Leaving out the images, please output every entry exactly as it appears.

───── Record excerpts

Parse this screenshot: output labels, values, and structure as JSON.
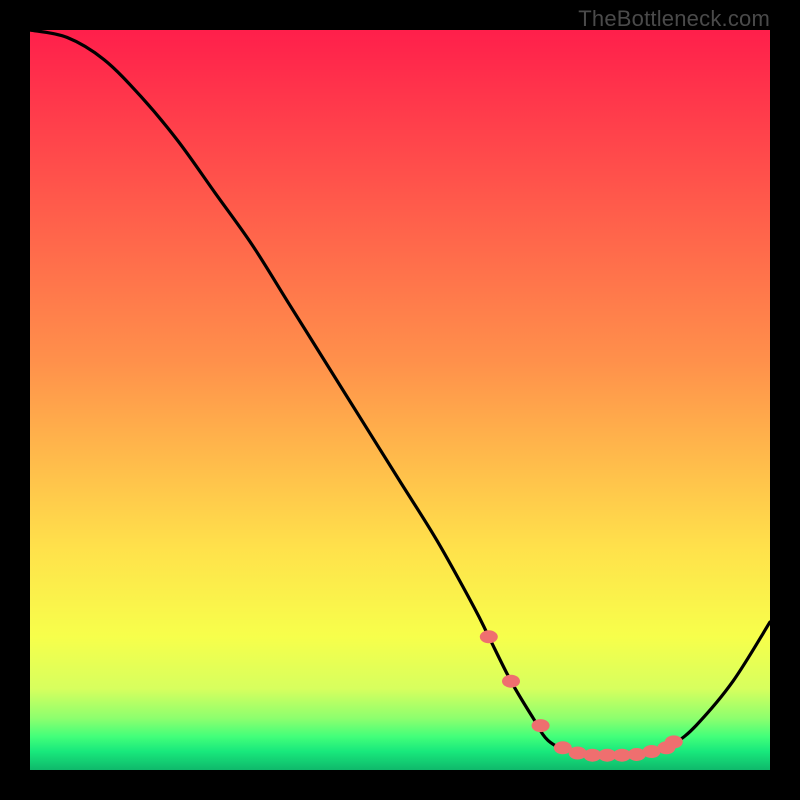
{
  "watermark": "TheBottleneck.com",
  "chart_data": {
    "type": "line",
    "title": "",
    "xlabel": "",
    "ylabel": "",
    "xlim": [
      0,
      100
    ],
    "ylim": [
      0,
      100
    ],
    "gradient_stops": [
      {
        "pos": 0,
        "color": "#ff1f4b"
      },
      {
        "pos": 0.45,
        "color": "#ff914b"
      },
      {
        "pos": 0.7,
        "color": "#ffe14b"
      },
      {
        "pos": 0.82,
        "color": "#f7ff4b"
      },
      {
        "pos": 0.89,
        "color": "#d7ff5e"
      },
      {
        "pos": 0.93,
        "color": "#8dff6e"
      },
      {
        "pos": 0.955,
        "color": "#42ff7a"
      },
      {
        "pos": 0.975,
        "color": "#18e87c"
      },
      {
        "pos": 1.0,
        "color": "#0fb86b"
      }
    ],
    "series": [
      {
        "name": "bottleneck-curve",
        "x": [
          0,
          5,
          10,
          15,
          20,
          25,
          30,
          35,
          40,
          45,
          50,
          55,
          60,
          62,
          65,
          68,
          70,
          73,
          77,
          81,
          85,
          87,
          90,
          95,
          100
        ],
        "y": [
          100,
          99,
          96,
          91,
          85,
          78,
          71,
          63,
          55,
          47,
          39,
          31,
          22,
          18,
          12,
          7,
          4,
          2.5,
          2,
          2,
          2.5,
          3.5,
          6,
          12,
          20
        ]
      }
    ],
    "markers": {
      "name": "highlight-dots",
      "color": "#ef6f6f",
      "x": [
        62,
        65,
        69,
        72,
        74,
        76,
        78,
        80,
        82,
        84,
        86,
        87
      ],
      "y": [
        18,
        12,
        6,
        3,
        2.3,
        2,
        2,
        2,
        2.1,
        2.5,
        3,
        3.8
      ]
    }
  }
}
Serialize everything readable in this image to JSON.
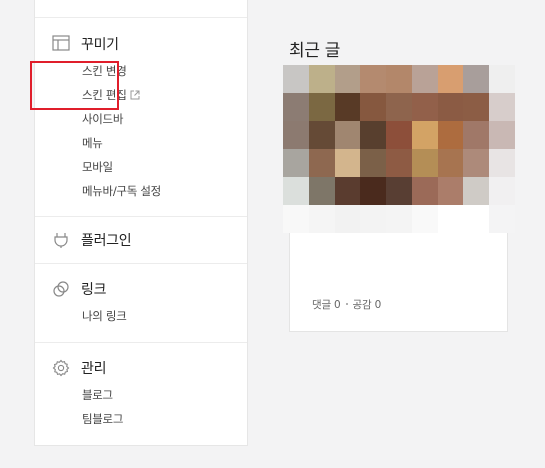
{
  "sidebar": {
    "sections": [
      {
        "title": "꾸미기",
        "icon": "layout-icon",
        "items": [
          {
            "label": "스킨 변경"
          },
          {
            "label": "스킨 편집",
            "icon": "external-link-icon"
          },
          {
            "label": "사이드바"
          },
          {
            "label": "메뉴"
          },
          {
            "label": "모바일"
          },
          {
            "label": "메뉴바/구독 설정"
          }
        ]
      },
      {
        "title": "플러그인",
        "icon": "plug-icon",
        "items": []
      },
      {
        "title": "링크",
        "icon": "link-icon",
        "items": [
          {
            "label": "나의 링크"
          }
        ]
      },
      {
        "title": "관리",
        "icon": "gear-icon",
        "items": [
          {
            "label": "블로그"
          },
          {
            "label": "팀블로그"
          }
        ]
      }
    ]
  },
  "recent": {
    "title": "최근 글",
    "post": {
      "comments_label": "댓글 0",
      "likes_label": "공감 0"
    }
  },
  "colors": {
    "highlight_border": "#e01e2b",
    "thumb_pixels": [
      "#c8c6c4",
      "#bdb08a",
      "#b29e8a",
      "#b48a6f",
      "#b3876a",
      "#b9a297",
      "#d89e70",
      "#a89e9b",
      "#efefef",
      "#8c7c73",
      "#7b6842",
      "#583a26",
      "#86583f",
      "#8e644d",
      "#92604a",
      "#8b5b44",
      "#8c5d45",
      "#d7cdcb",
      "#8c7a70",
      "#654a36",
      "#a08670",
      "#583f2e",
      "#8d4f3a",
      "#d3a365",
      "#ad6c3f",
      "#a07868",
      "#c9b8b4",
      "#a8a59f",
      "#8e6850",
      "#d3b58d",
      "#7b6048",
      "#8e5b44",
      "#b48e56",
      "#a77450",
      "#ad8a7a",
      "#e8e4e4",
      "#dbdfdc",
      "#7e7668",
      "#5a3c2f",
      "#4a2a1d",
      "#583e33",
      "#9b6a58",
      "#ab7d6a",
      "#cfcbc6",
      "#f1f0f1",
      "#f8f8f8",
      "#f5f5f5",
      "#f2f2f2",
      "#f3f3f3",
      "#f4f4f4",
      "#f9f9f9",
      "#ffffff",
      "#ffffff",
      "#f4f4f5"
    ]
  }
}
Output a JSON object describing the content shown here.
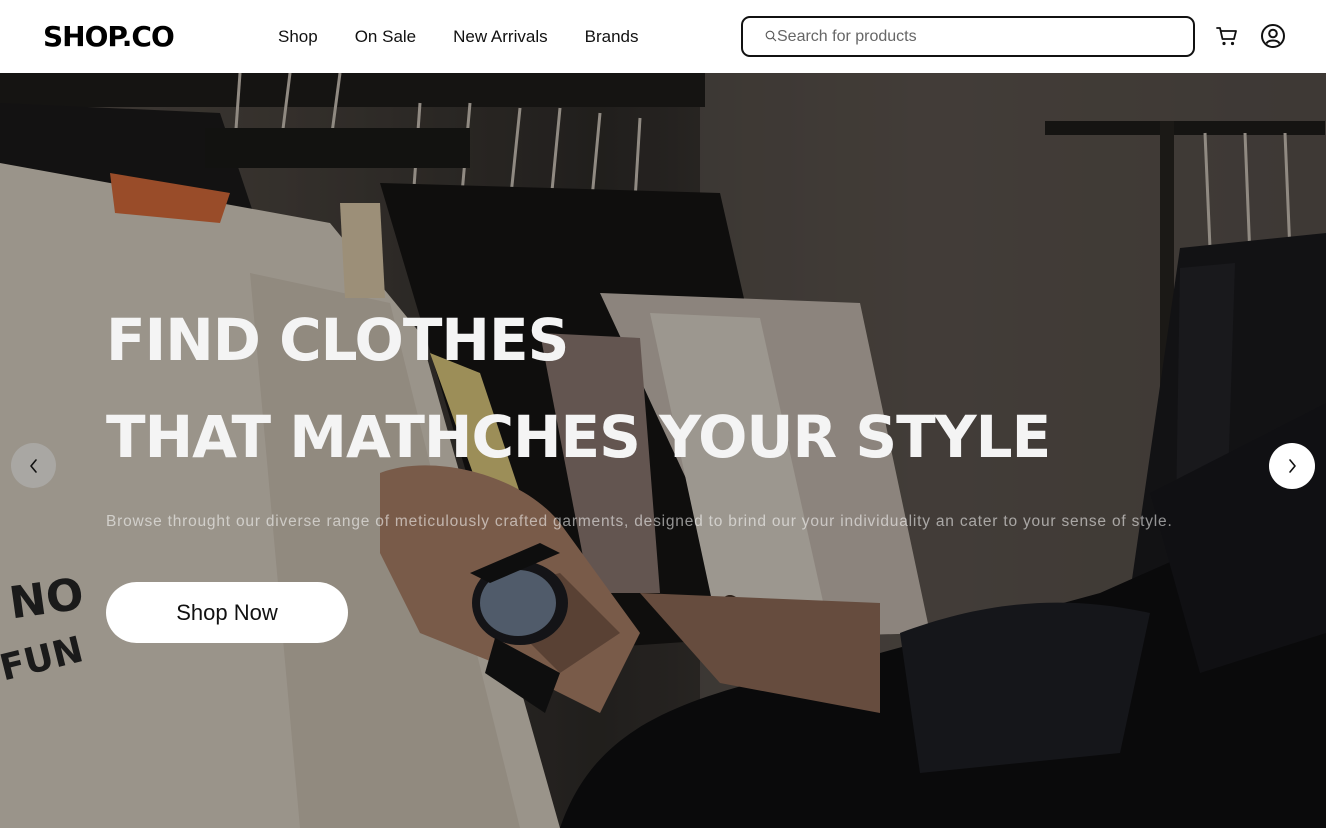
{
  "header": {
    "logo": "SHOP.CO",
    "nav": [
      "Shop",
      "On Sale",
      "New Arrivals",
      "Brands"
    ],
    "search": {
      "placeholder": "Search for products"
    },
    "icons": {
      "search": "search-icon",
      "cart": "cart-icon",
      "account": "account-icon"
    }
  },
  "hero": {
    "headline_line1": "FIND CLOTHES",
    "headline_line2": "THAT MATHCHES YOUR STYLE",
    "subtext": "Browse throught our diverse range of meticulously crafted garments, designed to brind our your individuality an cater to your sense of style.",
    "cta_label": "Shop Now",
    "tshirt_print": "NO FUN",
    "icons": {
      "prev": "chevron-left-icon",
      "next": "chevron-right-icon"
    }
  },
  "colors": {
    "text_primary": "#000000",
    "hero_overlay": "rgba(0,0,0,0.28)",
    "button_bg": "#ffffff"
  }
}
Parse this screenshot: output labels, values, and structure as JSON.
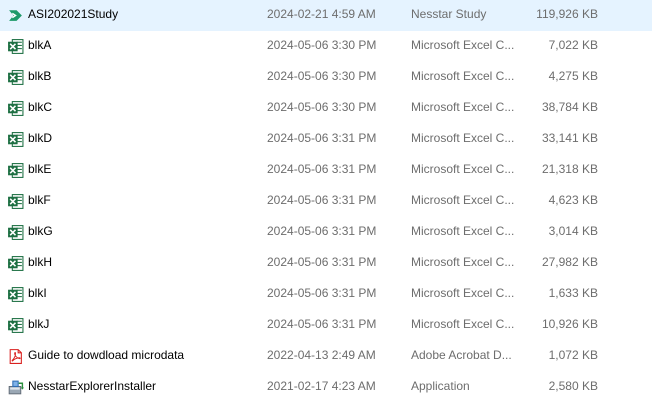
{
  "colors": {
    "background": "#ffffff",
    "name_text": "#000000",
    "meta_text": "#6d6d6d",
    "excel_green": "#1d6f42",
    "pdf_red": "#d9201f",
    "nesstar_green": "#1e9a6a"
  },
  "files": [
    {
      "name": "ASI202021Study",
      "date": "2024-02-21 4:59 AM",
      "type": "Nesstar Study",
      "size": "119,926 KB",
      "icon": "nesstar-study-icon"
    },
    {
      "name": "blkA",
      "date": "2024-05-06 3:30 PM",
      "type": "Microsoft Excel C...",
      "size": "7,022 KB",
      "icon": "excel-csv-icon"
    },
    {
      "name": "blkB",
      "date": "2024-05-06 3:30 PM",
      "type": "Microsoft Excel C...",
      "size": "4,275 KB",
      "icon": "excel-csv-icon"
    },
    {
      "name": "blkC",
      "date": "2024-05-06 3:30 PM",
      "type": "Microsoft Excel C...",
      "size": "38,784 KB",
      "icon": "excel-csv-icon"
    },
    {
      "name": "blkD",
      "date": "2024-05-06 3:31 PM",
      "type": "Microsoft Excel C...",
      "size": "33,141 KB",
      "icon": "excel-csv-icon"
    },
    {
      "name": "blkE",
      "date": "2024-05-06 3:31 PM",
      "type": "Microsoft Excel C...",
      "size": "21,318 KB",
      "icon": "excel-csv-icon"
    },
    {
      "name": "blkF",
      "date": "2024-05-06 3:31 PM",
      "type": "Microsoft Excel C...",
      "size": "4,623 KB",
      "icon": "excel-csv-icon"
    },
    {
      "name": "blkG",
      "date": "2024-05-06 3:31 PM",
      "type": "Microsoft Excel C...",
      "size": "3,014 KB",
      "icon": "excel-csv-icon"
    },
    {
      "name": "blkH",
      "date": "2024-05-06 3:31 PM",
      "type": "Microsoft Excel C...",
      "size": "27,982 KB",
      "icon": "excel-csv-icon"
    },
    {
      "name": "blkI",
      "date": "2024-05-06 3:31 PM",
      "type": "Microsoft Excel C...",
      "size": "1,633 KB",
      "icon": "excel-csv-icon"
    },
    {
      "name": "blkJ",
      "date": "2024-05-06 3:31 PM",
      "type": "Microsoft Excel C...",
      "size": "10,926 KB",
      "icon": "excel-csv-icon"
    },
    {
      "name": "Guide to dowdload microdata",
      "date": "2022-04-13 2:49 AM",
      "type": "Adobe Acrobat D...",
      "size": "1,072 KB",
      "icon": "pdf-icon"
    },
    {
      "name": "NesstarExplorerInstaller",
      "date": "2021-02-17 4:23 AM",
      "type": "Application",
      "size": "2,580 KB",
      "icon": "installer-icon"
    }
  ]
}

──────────

| Exercise response |
Parse this screenshot: output labels, values, and structure as JSON.
{
  "watermark": "TheBottleneck.com",
  "chart_data": {
    "type": "line",
    "title": "",
    "xlabel": "",
    "ylabel": "",
    "xlim": [
      0,
      100
    ],
    "ylim": [
      0,
      100
    ],
    "gradient_stops": [
      {
        "pos": 0,
        "color": "#ff1f4b"
      },
      {
        "pos": 0.45,
        "color": "#ff914b"
      },
      {
        "pos": 0.7,
        "color": "#ffe14b"
      },
      {
        "pos": 0.82,
        "color": "#f7ff4b"
      },
      {
        "pos": 0.89,
        "color": "#d7ff5e"
      },
      {
        "pos": 0.93,
        "color": "#8dff6e"
      },
      {
        "pos": 0.955,
        "color": "#42ff7a"
      },
      {
        "pos": 0.975,
        "color": "#18e87c"
      },
      {
        "pos": 1.0,
        "color": "#0fb86b"
      }
    ],
    "series": [
      {
        "name": "bottleneck-curve",
        "x": [
          0,
          5,
          10,
          15,
          20,
          25,
          30,
          35,
          40,
          45,
          50,
          55,
          60,
          62,
          65,
          68,
          70,
          73,
          77,
          81,
          85,
          87,
          90,
          95,
          100
        ],
        "y": [
          100,
          99,
          96,
          91,
          85,
          78,
          71,
          63,
          55,
          47,
          39,
          31,
          22,
          18,
          12,
          7,
          4,
          2.5,
          2,
          2,
          2.5,
          3.5,
          6,
          12,
          20
        ]
      }
    ],
    "markers": {
      "name": "highlight-dots",
      "color": "#ef6f6f",
      "x": [
        62,
        65,
        69,
        72,
        74,
        76,
        78,
        80,
        82,
        84,
        86,
        87
      ],
      "y": [
        18,
        12,
        6,
        3,
        2.3,
        2,
        2,
        2,
        2.1,
        2.5,
        3,
        3.8
      ]
    }
  }
}
Serialize everything readable in this image to JSON.
{
  "sidebar": {
    "sections": [
      {
        "title": "꾸미기",
        "icon": "layout-icon",
        "items": [
          {
            "label": "스킨 변경"
          },
          {
            "label": "스킨 편집",
            "icon": "external-link-icon"
          },
          {
            "label": "사이드바"
          },
          {
            "label": "메뉴"
          },
          {
            "label": "모바일"
          },
          {
            "label": "메뉴바/구독 설정"
          }
        ]
      },
      {
        "title": "플러그인",
        "icon": "plug-icon",
        "items": []
      },
      {
        "title": "링크",
        "icon": "link-icon",
        "items": [
          {
            "label": "나의 링크"
          }
        ]
      },
      {
        "title": "관리",
        "icon": "gear-icon",
        "items": [
          {
            "label": "블로그"
          },
          {
            "label": "팀블로그"
          }
        ]
      }
    ]
  },
  "recent": {
    "title": "최근 글",
    "post": {
      "comments_label": "댓글 0",
      "likes_label": "공감 0"
    }
  },
  "colors": {
    "highlight_border": "#e01e2b",
    "thumb_pixels": [
      "#c8c6c4",
      "#bdb08a",
      "#b29e8a",
      "#b48a6f",
      "#b3876a",
      "#b9a297",
      "#d89e70",
      "#a89e9b",
      "#efefef",
      "#8c7c73",
      "#7b6842",
      "#583a26",
      "#86583f",
      "#8e644d",
      "#92604a",
      "#8b5b44",
      "#8c5d45",
      "#d7cdcb",
      "#8c7a70",
      "#654a36",
      "#a08670",
      "#583f2e",
      "#8d4f3a",
      "#d3a365",
      "#ad6c3f",
      "#a07868",
      "#c9b8b4",
      "#a8a59f",
      "#8e6850",
      "#d3b58d",
      "#7b6048",
      "#8e5b44",
      "#b48e56",
      "#a77450",
      "#ad8a7a",
      "#e8e4e4",
      "#dbdfdc",
      "#7e7668",
      "#5a3c2f",
      "#4a2a1d",
      "#583e33",
      "#9b6a58",
      "#ab7d6a",
      "#cfcbc6",
      "#f1f0f1",
      "#f8f8f8",
      "#f5f5f5",
      "#f2f2f2",
      "#f3f3f3",
      "#f4f4f4",
      "#f9f9f9",
      "#ffffff",
      "#ffffff",
      "#f4f4f5"
    ]
  }
}
Output a JSON object describing the content shown here.
{
  "header": {
    "logo": "SHOP.CO",
    "nav": [
      "Shop",
      "On Sale",
      "New Arrivals",
      "Brands"
    ],
    "search": {
      "placeholder": "Search for products"
    },
    "icons": {
      "search": "search-icon",
      "cart": "cart-icon",
      "account": "account-icon"
    }
  },
  "hero": {
    "headline_line1": "FIND CLOTHES",
    "headline_line2": "THAT MATHCHES YOUR STYLE",
    "subtext": "Browse throught our diverse range of meticulously crafted garments, designed to brind our your individuality an cater to your sense of style.",
    "cta_label": "Shop Now",
    "tshirt_print": "NO FUN",
    "icons": {
      "prev": "chevron-left-icon",
      "next": "chevron-right-icon"
    }
  },
  "colors": {
    "text_primary": "#000000",
    "hero_overlay": "rgba(0,0,0,0.28)",
    "button_bg": "#ffffff"
  }
}
Parse this screenshot: output labels, values, and structure as JSON.
{
  "colors": {
    "background": "#ffffff",
    "name_text": "#000000",
    "meta_text": "#6d6d6d",
    "excel_green": "#1d6f42",
    "pdf_red": "#d9201f",
    "nesstar_green": "#1e9a6a"
  },
  "files": [
    {
      "name": "ASI202021Study",
      "date": "2024-02-21 4:59 AM",
      "type": "Nesstar Study",
      "size": "119,926 KB",
      "icon": "nesstar-study-icon"
    },
    {
      "name": "blkA",
      "date": "2024-05-06 3:30 PM",
      "type": "Microsoft Excel C...",
      "size": "7,022 KB",
      "icon": "excel-csv-icon"
    },
    {
      "name": "blkB",
      "date": "2024-05-06 3:30 PM",
      "type": "Microsoft Excel C...",
      "size": "4,275 KB",
      "icon": "excel-csv-icon"
    },
    {
      "name": "blkC",
      "date": "2024-05-06 3:30 PM",
      "type": "Microsoft Excel C...",
      "size": "38,784 KB",
      "icon": "excel-csv-icon"
    },
    {
      "name": "blkD",
      "date": "2024-05-06 3:31 PM",
      "type": "Microsoft Excel C...",
      "size": "33,141 KB",
      "icon": "excel-csv-icon"
    },
    {
      "name": "blkE",
      "date": "2024-05-06 3:31 PM",
      "type": "Microsoft Excel C...",
      "size": "21,318 KB",
      "icon": "excel-csv-icon"
    },
    {
      "name": "blkF",
      "date": "2024-05-06 3:31 PM",
      "type": "Microsoft Excel C...",
      "size": "4,623 KB",
      "icon": "excel-csv-icon"
    },
    {
      "name": "blkG",
      "date": "2024-05-06 3:31 PM",
      "type": "Microsoft Excel C...",
      "size": "3,014 KB",
      "icon": "excel-csv-icon"
    },
    {
      "name": "blkH",
      "date": "2024-05-06 3:31 PM",
      "type": "Microsoft Excel C...",
      "size": "27,982 KB",
      "icon": "excel-csv-icon"
    },
    {
      "name": "blkI",
      "date": "2024-05-06 3:31 PM",
      "type": "Microsoft Excel C...",
      "size": "1,633 KB",
      "icon": "excel-csv-icon"
    },
    {
      "name": "blkJ",
      "date": "2024-05-06 3:31 PM",
      "type": "Microsoft Excel C...",
      "size": "10,926 KB",
      "icon": "excel-csv-icon"
    },
    {
      "name": "Guide to dowdload microdata",
      "date": "2022-04-13 2:49 AM",
      "type": "Adobe Acrobat D...",
      "size": "1,072 KB",
      "icon": "pdf-icon"
    },
    {
      "name": "NesstarExplorerInstaller",
      "date": "2021-02-17 4:23 AM",
      "type": "Application",
      "size": "2,580 KB",
      "icon": "installer-icon"
    }
  ]
}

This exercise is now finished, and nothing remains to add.